• Goal RC4 is modified and a new policy (RC23) is included in the Resiliency and Conservation section of Chapter 4 to address pandemic preparedness.
Comprehensive Plan Amendment Findings
Finding CP1: The proposed Comprehensive Plan amendment would be in conformance with the Regional Plan land use and intensity designation.
No changes to the Comprehensive Plan land use designations for individual properties are proposed. Therefore, an analysis of a specific Regional Plan land use and intensity designations (i.e., “tiering”) is not necessary or provided.
The proposed amendments to the Comprehensive Plan do, however, include changes to the Regional Considerations description in Chapter 4 to identify the new regional land use framework (i.e., tiering) and compliance with applicable density requirements, necessary to satisfy Scheduled Additions 2, 3 and 5 (Exhibit 1 - List of Scheduled Additions).
Finding CP2: The Comprehensive Plan amendment would implement the goals listed within the Sparks Comprehensive Plan as listed in the staff report.
The proposed amendments to the Comprehensive Plan add, modify or delete three goals and 27 policies. These deletions, and the reasons for doing so, are discussed in the Analysis section above. As drafted, the revised Comprehensive Plan approved by the Planning Commission furthers implementation of the goals of the adopted plan and provides for conformance with the 2019 Truckee Meadows Regional Plan.
If the proposed amendments to the Comprehensive Plan are certified, the amended goals and policies will be utilized to evaluate future Comprehensive Plan amendments.
Finding CP3: The Comprehensive Plan Amendment would be compatible with surrounding land uses.
No changes to any Comprehensive Plan land use designations for individual properties are proposed. Therefore, an analysis of surrounding land uses is not necessary or provided.
Finding CP4: Public notice was given and a public hearing held per the requirements of Nevada Revised Statutes and Sparks Municipal Code.
Public notice for the proposed amendments to the Comprehensive Plan was published in the Reno Gazette-Journal on October 21, 2020, and February 22, 2021. The Planning Commission and City Council meetings function as public hearings for this matter as required by the Nevada Revised Statutes.

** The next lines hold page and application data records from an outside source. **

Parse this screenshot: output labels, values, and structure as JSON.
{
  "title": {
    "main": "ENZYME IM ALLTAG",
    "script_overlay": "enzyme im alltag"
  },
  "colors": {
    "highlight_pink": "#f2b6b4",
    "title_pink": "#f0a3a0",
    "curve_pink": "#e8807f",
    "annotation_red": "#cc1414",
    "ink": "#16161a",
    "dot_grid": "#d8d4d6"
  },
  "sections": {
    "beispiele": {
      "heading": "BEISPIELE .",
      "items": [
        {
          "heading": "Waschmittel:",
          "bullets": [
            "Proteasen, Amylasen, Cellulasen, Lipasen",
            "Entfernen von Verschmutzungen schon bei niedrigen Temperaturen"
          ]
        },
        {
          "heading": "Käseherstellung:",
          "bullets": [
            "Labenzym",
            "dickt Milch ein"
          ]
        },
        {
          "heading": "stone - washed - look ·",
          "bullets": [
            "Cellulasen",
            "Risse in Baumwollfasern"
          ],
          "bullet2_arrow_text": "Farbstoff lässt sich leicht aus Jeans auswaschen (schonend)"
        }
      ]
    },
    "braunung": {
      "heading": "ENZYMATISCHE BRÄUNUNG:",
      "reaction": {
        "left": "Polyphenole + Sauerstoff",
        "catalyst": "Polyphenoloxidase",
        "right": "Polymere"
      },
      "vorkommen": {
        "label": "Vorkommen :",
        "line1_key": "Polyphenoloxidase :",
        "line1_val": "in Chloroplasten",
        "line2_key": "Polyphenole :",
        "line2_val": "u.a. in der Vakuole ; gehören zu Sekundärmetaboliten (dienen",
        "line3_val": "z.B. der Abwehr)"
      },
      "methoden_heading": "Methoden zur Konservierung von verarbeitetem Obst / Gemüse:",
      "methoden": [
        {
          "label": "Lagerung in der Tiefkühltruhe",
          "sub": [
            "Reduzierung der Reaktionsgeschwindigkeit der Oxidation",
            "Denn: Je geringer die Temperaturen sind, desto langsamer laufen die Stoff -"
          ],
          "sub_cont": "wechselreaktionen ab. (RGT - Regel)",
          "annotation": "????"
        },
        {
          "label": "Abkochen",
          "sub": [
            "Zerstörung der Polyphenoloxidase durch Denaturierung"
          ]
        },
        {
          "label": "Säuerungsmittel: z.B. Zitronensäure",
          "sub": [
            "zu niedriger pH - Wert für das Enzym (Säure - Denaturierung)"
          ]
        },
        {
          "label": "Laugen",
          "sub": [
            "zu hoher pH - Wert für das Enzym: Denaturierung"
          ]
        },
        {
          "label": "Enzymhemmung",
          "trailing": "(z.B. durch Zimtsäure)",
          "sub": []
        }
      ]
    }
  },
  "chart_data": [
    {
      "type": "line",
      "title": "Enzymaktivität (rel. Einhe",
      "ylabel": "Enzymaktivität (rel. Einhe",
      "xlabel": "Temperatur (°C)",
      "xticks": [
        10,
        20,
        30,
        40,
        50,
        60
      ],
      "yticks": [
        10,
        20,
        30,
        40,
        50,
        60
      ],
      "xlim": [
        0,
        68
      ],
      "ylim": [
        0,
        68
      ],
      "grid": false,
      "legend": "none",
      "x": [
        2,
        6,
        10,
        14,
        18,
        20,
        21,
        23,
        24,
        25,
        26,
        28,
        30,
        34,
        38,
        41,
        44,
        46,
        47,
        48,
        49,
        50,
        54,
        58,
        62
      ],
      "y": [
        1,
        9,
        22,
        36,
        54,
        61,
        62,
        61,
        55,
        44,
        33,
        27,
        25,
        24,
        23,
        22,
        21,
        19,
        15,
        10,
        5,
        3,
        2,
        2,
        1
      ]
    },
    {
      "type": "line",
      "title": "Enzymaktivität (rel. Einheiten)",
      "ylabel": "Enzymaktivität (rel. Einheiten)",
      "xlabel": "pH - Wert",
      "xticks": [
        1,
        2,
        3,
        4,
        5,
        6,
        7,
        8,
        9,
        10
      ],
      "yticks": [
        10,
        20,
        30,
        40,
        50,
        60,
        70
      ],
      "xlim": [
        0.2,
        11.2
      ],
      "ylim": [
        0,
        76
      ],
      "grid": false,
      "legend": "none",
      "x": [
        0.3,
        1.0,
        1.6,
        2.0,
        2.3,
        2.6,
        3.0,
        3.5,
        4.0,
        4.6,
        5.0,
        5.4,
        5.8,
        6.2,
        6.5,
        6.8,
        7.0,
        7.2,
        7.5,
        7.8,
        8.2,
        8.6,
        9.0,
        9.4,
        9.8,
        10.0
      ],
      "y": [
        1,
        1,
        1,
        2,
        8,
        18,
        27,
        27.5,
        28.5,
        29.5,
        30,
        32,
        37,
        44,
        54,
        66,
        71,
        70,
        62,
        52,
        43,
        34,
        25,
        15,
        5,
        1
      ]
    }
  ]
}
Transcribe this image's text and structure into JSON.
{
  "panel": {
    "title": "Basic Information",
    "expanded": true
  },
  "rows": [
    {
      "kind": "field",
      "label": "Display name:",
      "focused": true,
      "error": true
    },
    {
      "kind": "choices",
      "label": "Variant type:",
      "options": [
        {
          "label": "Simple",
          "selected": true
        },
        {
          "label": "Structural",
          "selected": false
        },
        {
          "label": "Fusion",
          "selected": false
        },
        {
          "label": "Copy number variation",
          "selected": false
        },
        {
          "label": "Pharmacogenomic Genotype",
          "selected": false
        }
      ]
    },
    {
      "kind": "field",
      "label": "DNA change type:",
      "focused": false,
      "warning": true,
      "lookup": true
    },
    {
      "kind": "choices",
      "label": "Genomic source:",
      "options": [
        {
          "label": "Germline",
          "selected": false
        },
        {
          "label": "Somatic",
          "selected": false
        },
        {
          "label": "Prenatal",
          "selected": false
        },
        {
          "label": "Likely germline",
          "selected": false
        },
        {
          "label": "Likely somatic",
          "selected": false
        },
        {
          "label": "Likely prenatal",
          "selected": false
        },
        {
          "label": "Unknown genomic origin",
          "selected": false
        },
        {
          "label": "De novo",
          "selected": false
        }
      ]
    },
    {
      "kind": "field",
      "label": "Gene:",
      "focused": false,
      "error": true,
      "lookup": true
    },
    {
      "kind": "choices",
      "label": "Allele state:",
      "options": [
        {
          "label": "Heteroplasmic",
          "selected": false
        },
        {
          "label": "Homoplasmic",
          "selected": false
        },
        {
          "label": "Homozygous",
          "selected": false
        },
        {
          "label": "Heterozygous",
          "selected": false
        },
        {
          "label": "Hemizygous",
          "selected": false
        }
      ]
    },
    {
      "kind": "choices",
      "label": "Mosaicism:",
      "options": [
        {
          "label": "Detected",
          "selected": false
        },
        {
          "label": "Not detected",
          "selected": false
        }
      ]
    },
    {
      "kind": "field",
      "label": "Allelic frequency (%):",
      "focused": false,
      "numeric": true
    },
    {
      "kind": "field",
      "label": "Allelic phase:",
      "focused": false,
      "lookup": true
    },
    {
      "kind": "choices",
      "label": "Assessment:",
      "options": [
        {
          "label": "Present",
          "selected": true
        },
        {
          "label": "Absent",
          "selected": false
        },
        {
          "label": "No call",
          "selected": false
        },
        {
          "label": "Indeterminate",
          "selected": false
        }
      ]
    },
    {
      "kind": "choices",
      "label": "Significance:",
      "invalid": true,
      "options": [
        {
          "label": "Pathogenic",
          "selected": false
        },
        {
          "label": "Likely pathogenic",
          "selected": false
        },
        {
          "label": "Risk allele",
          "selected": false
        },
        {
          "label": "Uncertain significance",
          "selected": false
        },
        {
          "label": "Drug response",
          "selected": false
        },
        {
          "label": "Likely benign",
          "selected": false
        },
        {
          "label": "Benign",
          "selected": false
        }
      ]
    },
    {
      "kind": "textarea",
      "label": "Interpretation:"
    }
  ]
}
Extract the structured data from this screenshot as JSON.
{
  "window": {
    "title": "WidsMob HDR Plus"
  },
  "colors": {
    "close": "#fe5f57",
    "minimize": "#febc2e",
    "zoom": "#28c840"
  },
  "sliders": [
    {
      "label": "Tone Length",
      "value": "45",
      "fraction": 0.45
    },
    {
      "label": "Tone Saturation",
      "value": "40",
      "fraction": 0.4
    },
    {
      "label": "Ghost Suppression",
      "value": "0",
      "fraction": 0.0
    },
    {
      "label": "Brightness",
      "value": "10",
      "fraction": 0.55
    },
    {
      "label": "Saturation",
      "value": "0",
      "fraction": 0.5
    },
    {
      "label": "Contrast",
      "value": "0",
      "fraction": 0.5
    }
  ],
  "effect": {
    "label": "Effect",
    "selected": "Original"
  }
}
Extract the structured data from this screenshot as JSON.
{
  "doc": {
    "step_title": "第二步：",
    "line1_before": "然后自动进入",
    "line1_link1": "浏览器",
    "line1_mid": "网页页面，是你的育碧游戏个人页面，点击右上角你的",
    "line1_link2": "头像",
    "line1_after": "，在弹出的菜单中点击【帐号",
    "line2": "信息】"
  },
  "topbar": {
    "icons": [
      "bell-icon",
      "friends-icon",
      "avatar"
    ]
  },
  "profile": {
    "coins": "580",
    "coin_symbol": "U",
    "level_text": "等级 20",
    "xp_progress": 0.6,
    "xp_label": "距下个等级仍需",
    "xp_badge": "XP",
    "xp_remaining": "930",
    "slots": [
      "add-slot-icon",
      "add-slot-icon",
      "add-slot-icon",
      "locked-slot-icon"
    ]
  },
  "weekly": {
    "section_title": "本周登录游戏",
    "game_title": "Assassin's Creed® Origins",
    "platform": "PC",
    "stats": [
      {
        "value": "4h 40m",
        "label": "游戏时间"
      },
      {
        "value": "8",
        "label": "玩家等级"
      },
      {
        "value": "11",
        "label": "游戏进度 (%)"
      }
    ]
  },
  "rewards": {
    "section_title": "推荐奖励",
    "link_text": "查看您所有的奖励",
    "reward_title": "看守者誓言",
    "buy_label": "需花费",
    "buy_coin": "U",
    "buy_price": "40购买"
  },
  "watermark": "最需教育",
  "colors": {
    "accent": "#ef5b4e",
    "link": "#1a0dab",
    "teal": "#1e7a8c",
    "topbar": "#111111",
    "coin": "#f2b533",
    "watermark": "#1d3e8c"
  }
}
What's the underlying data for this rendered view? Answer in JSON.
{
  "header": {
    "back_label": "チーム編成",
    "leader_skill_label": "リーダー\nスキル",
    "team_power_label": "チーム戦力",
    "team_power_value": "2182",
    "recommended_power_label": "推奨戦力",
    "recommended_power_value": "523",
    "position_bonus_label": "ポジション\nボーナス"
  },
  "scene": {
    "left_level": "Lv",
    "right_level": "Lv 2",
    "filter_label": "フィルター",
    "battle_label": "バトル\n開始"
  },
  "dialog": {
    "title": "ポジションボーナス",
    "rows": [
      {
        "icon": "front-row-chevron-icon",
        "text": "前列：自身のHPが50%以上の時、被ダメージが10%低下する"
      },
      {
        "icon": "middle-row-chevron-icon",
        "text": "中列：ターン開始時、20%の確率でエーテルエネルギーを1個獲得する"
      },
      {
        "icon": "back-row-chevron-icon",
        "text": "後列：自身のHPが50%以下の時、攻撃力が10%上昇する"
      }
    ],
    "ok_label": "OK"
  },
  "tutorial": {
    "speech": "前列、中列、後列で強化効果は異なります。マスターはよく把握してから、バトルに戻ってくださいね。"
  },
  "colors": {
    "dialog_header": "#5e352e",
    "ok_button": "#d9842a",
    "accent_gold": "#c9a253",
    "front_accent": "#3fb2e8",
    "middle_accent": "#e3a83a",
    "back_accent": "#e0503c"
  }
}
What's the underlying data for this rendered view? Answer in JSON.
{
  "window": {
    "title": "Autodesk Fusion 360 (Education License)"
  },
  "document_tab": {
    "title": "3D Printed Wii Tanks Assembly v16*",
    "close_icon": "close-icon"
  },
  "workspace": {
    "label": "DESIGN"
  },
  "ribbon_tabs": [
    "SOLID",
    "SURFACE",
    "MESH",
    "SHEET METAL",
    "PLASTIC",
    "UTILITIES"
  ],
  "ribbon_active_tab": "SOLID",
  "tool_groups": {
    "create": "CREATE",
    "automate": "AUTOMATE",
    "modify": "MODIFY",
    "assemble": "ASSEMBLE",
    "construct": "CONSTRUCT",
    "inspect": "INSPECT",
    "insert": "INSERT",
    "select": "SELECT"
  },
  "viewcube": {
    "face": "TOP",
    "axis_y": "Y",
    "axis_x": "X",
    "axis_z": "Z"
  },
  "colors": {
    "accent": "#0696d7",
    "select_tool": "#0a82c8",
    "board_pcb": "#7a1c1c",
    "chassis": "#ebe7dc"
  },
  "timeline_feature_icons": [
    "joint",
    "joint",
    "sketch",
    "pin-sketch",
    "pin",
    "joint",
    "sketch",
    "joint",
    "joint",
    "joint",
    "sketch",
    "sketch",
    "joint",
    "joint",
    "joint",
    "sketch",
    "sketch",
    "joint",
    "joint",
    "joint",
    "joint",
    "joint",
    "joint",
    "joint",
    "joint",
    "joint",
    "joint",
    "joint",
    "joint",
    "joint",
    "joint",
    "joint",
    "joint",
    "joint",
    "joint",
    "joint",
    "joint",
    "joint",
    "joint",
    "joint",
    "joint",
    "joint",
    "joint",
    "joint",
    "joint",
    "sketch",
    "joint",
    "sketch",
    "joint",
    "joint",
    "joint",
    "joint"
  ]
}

A neighborhood meeting pursuant to NRS 278.210(2) is not required because no changes to the assignment of Comprehensive Plan land use designations to individual properties are proposed.